John Constable, 'The Cornfield', 1826
John Constable strove for a truthful approach to nature and to capture instantly recognisable elements of the English countryside.
In this painting, our eyes are drawn along a country lane on a warm summer’s day – past the sheepdog who has momentarily forgotten the sheep that he is supposed to be looking after, past the herd that progress stolidly forward, past the plough, and through the open gate into a field of lush golden corn. Across the cornfield is a river, and on the other side, a village with only the church tower and some red roofs visible.
The lane is Fen Lane, down which Constable walked as a boy from his home village of East Bergholt in Suffolk. He crossed the River Stour at Fen Bridge which took him to his school in Dedham. In reality, Dedham would have been to the right of the picture edge.

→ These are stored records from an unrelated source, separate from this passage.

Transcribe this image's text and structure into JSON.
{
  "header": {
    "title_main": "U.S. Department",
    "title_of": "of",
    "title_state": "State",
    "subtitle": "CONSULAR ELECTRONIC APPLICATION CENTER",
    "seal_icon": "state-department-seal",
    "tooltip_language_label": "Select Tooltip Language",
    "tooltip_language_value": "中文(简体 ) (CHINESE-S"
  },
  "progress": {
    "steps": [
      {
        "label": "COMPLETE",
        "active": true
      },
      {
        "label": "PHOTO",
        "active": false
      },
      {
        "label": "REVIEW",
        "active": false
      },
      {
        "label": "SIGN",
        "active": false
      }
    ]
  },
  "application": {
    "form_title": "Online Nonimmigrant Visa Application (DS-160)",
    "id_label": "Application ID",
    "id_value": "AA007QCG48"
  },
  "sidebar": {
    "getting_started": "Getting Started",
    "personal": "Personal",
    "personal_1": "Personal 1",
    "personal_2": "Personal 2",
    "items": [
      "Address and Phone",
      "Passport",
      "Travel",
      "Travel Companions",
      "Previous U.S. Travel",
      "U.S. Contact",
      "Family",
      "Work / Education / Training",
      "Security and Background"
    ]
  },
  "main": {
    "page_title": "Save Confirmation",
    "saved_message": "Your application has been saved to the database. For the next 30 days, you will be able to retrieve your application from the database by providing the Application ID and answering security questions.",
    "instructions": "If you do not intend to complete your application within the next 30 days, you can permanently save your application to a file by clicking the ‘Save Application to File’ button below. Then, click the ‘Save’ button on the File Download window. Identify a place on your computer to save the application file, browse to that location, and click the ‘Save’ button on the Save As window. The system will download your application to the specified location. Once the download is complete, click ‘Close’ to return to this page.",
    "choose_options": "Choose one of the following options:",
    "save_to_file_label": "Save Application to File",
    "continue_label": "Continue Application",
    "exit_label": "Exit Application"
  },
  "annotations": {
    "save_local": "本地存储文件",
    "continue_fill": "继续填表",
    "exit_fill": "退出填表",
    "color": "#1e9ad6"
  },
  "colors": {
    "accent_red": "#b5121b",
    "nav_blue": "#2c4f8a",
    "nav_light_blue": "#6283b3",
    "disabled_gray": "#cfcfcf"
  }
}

It is tempting to imagine that the boy drinking from the spring is Constable himself and that this is an idyllic scene from his youth. However, the painting contains some ambiguities. What is the purpose of the plough if the corn has not yet been harvested? Are the sheep heading towards the field or to the right along the lane? Why is the gate off its hinges? Why has the dead tree not been chopped down? Do these elements require interpretation or are they simply representations of the idiosyncrasies of life?
The painting has an interesting history for the Gallery; it was the first in the collection by Constable and the first to be purchased by public subscription, in 1837.